■ **WHAT TO WORK ON**: Filter the lines below, keeping each one that holds "JSON".

(Data excerpts)
......

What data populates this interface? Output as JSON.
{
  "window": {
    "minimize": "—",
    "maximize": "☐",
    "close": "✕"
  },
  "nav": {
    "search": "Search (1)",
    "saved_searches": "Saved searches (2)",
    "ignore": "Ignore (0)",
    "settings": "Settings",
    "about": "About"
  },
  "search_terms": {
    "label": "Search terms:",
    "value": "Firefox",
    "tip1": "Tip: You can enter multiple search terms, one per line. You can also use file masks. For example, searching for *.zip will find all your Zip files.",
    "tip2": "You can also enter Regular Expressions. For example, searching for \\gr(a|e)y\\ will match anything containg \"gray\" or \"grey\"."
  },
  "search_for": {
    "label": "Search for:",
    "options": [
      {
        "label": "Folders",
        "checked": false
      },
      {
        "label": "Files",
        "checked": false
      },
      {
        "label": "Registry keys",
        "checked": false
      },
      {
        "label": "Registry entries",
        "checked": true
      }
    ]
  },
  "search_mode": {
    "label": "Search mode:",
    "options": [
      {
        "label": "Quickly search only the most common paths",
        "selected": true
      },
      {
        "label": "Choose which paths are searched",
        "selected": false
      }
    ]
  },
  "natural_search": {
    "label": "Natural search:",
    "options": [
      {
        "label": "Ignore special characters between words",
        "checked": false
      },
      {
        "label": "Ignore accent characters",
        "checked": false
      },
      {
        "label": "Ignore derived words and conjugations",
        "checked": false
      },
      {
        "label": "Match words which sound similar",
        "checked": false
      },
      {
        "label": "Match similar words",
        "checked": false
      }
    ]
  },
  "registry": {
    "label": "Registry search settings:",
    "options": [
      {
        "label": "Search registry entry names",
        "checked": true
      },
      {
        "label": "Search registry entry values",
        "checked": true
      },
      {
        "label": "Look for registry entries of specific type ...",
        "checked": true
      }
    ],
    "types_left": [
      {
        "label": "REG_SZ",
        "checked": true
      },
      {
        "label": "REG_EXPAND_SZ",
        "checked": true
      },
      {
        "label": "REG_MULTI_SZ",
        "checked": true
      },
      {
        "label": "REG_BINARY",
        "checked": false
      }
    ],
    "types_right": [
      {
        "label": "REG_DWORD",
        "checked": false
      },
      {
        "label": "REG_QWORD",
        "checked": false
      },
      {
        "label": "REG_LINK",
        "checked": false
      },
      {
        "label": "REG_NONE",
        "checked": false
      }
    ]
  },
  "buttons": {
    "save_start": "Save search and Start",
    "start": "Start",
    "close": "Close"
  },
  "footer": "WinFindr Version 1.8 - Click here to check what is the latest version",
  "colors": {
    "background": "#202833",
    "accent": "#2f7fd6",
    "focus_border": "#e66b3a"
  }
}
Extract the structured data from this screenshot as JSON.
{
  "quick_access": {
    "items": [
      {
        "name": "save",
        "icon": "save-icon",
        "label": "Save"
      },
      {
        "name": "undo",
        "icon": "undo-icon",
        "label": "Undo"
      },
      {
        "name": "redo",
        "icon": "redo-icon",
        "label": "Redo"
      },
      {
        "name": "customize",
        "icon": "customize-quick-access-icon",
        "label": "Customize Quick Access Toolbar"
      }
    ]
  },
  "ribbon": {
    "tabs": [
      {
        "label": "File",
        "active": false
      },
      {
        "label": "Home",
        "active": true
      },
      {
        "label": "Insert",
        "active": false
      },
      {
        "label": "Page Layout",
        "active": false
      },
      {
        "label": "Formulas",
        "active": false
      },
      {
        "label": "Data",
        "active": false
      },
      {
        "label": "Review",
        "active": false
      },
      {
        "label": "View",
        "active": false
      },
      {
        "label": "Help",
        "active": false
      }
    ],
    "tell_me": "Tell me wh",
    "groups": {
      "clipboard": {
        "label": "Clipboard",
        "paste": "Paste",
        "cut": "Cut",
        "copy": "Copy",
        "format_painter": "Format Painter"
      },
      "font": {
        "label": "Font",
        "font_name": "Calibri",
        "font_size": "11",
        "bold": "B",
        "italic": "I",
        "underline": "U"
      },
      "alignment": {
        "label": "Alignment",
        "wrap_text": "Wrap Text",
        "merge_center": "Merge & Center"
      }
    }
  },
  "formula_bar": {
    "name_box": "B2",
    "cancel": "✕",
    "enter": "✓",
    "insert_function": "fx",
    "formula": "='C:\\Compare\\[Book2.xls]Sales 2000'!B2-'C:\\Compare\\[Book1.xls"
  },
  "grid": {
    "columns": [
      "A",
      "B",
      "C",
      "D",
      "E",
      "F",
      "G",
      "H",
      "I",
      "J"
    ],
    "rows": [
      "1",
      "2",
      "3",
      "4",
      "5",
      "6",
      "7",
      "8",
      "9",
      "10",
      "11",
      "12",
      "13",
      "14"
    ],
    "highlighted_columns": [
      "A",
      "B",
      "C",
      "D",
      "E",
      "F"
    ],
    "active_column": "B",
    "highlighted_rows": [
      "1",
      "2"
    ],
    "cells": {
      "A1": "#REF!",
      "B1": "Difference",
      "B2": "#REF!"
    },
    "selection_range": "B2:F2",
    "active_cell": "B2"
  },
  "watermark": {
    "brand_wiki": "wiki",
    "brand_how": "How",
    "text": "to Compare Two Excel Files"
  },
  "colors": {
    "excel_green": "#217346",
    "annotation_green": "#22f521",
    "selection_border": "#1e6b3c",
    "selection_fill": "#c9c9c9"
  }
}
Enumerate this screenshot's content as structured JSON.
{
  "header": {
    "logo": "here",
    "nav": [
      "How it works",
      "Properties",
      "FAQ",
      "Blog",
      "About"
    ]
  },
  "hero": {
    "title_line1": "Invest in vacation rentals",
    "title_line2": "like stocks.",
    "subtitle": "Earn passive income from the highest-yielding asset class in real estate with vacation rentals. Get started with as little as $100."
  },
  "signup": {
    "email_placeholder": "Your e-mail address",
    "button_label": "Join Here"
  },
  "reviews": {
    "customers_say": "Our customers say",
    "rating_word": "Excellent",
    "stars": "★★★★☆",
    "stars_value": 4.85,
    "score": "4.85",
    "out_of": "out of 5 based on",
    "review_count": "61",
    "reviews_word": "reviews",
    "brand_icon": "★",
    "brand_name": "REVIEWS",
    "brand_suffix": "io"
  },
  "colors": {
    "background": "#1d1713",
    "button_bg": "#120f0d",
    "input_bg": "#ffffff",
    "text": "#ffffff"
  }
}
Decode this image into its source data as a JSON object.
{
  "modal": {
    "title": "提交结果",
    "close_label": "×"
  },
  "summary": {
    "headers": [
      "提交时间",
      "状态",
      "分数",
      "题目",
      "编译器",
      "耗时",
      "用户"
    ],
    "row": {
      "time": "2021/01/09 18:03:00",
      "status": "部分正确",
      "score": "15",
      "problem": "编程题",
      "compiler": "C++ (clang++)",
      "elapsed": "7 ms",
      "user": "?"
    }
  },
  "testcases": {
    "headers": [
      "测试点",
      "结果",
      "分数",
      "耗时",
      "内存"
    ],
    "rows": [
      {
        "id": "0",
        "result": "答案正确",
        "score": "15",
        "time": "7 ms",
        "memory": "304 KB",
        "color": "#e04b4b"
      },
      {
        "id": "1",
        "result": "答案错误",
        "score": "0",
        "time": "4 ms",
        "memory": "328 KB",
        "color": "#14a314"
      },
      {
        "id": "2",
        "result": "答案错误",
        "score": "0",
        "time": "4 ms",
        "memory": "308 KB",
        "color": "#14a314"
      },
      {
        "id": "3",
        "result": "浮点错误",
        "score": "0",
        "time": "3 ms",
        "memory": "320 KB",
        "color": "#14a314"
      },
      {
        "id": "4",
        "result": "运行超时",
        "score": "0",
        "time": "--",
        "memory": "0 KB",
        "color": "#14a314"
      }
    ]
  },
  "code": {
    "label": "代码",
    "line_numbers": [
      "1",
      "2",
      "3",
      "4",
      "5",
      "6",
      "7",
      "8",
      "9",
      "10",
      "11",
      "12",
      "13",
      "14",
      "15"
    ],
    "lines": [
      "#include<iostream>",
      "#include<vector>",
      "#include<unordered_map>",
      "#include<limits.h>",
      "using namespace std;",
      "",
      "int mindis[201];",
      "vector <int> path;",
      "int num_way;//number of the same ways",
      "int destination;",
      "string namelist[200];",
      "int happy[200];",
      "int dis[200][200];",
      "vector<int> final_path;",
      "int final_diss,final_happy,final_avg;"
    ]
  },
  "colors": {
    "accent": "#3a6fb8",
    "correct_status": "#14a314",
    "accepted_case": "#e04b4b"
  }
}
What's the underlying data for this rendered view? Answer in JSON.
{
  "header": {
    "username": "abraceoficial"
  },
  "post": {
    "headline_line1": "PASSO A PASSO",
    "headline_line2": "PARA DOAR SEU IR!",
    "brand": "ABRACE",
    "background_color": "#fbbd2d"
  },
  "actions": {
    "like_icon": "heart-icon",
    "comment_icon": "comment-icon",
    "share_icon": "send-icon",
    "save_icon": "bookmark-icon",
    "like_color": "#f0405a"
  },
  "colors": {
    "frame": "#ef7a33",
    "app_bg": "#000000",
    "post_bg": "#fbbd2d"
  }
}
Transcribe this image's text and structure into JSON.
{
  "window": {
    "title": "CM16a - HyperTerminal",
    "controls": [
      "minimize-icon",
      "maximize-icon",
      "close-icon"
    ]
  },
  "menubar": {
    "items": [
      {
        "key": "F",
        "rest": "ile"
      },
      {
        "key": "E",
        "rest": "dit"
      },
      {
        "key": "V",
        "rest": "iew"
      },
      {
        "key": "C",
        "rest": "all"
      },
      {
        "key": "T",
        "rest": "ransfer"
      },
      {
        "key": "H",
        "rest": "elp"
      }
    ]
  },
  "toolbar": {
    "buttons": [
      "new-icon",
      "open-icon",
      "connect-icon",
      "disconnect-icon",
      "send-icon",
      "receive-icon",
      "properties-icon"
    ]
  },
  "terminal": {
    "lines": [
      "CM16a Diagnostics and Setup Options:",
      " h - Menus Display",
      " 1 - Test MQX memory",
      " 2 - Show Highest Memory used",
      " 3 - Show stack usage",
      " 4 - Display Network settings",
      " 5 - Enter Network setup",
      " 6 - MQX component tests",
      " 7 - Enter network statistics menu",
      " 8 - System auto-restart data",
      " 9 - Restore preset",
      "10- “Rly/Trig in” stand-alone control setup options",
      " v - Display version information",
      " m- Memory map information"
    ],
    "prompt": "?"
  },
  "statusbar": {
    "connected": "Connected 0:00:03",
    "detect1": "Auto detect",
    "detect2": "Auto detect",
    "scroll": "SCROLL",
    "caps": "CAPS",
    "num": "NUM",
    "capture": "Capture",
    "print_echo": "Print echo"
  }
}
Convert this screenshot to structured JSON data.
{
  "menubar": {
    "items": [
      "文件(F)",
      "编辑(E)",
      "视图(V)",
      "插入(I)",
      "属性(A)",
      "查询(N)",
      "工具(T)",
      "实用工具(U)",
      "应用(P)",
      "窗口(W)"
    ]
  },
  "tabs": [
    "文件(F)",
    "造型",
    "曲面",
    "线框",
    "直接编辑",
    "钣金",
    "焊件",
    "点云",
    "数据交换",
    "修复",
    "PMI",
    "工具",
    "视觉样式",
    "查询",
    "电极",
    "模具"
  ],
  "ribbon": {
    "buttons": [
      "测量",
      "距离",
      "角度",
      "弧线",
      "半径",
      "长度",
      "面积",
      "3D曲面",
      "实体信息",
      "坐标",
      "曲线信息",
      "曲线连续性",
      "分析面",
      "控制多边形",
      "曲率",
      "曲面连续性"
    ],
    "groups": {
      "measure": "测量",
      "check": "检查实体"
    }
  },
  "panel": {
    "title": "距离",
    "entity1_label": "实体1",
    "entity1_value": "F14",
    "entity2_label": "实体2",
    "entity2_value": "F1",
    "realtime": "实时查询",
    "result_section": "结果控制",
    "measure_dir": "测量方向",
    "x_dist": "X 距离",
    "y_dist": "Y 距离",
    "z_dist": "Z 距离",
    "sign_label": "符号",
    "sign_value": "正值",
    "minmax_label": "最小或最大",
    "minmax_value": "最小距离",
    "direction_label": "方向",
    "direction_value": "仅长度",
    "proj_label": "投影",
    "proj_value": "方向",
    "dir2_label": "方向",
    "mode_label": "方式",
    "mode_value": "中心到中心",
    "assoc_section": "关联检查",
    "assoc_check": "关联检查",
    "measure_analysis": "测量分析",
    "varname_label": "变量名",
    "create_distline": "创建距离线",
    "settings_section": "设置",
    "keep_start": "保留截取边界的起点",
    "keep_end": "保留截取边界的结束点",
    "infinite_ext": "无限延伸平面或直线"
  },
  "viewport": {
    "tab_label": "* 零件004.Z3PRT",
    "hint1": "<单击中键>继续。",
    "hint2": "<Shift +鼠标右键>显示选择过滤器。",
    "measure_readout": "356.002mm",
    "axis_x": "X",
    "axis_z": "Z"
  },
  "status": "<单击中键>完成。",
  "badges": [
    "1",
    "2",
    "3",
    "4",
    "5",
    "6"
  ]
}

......

■ **RESPONSE AREA**:
What data populates this interface? Output as JSON.
Extract the structured data from this screenshot as JSON.
Enumerate this screenshot's content as structured JSON.
Decode this image into its source data as a JSON object.
What's the underlying data for this rendered view? Answer in JSON.
Transcribe this image's text and structure into JSON.
Convert this screenshot to structured JSON data.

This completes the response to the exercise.